The easterly morning warmth of the sun gives it the advantage of being one of the first blooms of the day to gather that warmth. This heat attracts the chilly morning bees and gives the sunflower the biggest opportunity for the early visiting pollinators to stay longer.
Within the brightly colored petals, is the center disc. This disc contains lots of pollen loaded tubular shaped flowers, these are filled with the nectar that the bees love to drink and thrive on. In turn, the furry body of the bee is bathed in the pollen.
The pollen covered bee then flies to other flowers and transfers the pollen between all the flowers he visits, and activates fertilization.
The sunflowers Growth, Pollination, fertilization and ultimately seed production are the goals for our sunflower to ensure it carries its legacy to the next years sowing of the seeds it has produced.
And this was made more effective by the sunflowers evolved way of following the sun.
What If It’s Cloudy, or Raining?
Sunflowers still follow the arc of the sun even on cloudy and rainy days, and then, of course, reposition themselves during the night to face the East.
This is assumed that even on dull, cloudy days they are light sensitive and during the night they are regulated by their internal circadian rhythm, or 24 hour biological clock.
In a Nutshell…
So now we know that sunflowers do indeed follow the sun.
During the day, we know they do this by photosynthesising the sun’s rays. This produces energy to promote cell growth, that cell growth is faster on the shady side of the plant which causes the phenomenon called heliotropism, or solar tracking of the sun.
During the night, the Circadian Rhythm takes over and instructs our sunflower head and stem to face back towards the east. This starts the process of following the sun across the sky for the following day.
This increases the growth from the rays of the sun which also produces warmer and better pollen and tastier nectar, all of which attracts bees and insects for pollination and fertilization, to produce better seed development and yield.
Ensuring the sunflower leaves its legacy for the following year.
Did You Know…
The Sunflower is the National Flower of Ukraine
Discover more Amazing Facts About Sunflowers
All told it still amazes me how mother nature works.
It’s one of those strange and wonderful things that we probably notice but do not notice-both at the same time.
It just happens and we take it for granted we just seem to accept it, almost without acknowledging it.
Until of course we scratch our heads and ask “Why do sunflowers follow the sun”
So now we know that yes, they do follow the sun. we know how and why they do it too.
If you want to know where the sun is, then where possible just look at the nearest sunflower, follow its beautiful petaled face up towards the sky and it will be facing towards the sun.
Then smile at the wonders of Mother Nature.
I really hope this has taught you something of how sunflowers follow the sun, which is in effect the solar tracking, or movement of sunflowers as they move to follow the sun.
All illustrations by Pamela-Anne, and are the property of shesaidsunflower.com
2 Replies to “Do Sunflowers Follow The Sun?”

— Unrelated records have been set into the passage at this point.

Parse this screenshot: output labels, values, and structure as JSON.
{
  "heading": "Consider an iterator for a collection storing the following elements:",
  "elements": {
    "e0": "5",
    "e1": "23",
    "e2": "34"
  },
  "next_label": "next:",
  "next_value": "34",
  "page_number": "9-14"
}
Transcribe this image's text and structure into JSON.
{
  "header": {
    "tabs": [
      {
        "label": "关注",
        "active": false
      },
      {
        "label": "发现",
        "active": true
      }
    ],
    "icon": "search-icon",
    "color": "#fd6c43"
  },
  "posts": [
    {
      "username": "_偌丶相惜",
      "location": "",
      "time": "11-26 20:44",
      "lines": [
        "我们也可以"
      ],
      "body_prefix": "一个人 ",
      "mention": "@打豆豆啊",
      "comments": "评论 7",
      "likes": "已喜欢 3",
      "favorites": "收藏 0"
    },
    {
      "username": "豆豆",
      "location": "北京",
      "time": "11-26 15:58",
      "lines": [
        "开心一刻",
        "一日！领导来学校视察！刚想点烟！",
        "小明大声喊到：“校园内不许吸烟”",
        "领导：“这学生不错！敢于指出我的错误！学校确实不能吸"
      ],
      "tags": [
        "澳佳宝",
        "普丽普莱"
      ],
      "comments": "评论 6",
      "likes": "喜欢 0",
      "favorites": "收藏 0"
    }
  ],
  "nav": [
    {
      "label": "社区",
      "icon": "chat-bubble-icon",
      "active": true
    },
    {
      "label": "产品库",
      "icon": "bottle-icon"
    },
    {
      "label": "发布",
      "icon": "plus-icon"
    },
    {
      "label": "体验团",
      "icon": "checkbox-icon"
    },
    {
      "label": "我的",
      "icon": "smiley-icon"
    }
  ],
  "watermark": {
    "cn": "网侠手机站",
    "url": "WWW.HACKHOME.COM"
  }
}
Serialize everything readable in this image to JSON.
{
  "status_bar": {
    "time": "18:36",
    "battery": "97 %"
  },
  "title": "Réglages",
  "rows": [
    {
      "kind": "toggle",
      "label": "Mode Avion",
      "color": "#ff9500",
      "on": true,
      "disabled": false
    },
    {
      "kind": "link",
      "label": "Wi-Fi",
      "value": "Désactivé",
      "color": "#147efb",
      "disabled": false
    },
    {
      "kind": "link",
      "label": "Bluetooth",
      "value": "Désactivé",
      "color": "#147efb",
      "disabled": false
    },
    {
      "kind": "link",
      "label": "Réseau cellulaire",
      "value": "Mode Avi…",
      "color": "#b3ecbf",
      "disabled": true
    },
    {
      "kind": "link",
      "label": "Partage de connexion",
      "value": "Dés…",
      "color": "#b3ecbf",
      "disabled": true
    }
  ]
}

That makes more sense, we passed a sunflower field in the summer and my partner said all the sunflowers seemed to be looking at us. Seems it was actually the sun they were following !
Perhaps I should just let her keep thinking that – because it’s cute!
What a lovely thought, I’m just glad the article helped